It was recognized early that SIT was an unusually effective methodology for injecting innovation into problem solving. This led to initiation of an in-house training program. It gradually is becoming evident that dedicated teams can employ it to inject innovation into product flow.
(*) Further reading on structured inventive thinking can be found on the web at http://www.u-sit.net
SIT and USIT:
SIT, as reported here, was derived from the Israeli SIT method and introduced into Ford Motor Company in 1995. At Ford I wrote the first textbook on the methodology and titled it “Unified Structured Inventive Thinking – How to Invent” (USIT). With Ford’s permission the textbook and USIT training courses are marketed outside of Ford Motor Company. USIT differs from SIT (Ford version and the current Israeli version called ASIT) in that USIT has a theoretical basis incorporated into it in which all components and processes are based logically on objects, attributes, and functions. New techniques in USIT include object-minimization to a single point of contact, object-attribute-function statements, plausible-root-causes tool, and transduction as a solution technique. Free USIT e-books and a newsletter are available at www.u-sit.net. Since my retirement from Ford Motor Company in 2000, SIT has been incorporated in the official corporate training program catalog and is being taught by my former colleague, Dr. Craig Stephan.

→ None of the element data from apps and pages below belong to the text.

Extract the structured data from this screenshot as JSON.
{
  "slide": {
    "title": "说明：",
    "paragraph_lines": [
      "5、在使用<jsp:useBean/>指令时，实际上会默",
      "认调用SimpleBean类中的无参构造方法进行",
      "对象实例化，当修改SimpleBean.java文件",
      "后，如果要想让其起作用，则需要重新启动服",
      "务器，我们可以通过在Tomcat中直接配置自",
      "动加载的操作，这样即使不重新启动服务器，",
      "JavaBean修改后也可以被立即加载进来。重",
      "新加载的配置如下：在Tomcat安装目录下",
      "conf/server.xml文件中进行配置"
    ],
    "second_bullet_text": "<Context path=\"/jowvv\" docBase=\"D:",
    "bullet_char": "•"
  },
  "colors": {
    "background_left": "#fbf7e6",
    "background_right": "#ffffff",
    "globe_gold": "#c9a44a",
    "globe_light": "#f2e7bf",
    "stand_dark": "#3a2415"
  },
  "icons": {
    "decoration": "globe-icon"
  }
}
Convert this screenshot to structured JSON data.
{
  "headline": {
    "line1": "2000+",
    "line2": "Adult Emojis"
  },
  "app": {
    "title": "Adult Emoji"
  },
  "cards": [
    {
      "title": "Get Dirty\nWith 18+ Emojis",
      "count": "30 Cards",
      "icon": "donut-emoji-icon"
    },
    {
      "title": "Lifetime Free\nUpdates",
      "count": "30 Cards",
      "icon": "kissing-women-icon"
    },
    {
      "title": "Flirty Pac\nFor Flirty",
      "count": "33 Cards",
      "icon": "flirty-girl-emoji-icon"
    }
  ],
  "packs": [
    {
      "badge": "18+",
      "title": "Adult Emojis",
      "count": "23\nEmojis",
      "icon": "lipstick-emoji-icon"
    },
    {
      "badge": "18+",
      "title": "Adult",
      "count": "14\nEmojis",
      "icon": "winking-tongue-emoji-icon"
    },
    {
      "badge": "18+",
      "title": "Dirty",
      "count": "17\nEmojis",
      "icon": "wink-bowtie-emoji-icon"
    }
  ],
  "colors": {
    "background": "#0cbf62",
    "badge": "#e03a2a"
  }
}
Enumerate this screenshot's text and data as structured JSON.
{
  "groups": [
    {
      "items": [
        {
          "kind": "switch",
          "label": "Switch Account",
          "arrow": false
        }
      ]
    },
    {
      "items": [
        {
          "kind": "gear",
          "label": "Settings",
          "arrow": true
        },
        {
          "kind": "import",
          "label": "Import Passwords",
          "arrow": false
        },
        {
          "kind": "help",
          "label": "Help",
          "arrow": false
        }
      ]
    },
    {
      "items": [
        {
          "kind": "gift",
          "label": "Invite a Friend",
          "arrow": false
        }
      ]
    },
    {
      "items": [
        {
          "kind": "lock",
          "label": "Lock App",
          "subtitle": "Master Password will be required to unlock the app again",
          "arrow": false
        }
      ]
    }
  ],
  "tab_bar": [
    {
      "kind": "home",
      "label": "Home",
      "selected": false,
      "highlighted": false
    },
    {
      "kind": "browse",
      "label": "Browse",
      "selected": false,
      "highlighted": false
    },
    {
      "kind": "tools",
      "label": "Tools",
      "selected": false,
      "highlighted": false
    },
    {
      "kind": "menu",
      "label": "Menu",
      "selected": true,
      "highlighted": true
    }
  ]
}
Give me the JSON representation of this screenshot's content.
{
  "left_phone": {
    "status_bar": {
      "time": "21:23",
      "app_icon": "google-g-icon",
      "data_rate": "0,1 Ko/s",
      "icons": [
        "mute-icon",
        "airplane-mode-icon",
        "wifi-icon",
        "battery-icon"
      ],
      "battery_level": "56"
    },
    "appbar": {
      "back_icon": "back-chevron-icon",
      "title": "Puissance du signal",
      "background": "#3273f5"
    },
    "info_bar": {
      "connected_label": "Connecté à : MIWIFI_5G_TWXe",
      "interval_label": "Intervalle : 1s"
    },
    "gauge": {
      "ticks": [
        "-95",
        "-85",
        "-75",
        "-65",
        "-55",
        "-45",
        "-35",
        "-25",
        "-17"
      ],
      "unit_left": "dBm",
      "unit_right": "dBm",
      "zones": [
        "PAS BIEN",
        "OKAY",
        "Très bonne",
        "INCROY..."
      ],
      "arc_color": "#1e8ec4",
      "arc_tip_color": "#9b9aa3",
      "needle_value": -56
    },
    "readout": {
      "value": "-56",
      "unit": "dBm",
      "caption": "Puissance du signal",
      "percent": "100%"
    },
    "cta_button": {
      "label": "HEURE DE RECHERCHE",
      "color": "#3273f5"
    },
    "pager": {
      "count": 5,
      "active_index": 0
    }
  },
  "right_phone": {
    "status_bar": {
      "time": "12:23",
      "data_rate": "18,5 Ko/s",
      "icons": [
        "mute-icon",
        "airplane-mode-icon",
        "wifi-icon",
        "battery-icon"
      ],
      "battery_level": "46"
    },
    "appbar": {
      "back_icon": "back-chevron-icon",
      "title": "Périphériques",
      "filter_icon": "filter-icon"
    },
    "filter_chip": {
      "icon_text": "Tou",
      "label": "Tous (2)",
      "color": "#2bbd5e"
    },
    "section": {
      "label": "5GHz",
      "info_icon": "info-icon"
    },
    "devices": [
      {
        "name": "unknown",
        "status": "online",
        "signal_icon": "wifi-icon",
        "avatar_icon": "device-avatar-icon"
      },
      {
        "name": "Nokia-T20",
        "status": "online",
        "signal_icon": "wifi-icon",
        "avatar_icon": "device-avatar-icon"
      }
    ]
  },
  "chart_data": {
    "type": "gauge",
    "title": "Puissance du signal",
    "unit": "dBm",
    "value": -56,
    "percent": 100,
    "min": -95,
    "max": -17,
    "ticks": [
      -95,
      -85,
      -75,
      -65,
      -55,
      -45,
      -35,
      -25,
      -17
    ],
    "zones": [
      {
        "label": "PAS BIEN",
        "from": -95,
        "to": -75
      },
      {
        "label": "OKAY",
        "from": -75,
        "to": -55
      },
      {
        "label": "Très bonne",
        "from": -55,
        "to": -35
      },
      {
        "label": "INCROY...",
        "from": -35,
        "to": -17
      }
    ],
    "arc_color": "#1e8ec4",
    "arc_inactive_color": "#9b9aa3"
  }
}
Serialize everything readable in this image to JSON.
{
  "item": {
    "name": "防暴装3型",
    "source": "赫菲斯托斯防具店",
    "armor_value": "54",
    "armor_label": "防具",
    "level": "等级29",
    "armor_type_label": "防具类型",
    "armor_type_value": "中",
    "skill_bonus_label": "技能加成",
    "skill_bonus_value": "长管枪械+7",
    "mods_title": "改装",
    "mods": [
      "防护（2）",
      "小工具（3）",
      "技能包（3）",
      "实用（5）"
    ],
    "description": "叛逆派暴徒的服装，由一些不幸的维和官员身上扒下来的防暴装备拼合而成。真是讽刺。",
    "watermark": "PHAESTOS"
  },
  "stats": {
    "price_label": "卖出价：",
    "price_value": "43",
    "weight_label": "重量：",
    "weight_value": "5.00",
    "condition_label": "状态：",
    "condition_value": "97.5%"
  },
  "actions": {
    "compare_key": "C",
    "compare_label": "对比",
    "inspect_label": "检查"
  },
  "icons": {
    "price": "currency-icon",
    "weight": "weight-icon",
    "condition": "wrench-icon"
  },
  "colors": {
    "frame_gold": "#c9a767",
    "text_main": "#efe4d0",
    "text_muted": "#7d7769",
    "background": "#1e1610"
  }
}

To Corporate Managers:
If in reading this you are disappointed for lack of specific examples of solved problems, consider the following two points. 1) It has been my experience that companies typically do not want their specific problems discussed outside of their corporate boundaries. Problems brought to on-sight USIT training courses are often very interesting but too proprietary for publication. 2) In addition, there is a very important reason for not using examples in presentations to management (this article) – they can be misinterpreted and generally misleading. Example problems demonstrate solutions to problems but do not evaluate the method used to find the solution. Solution concepts are not unique to a problem-solving methodology. They are unique to the problem they solve and can be found by multiple methodologies. Understand this difference and you will not be misled.
Copyright © Ntelleck, L.L.C., Grosse Ile, Michigan, November 1998.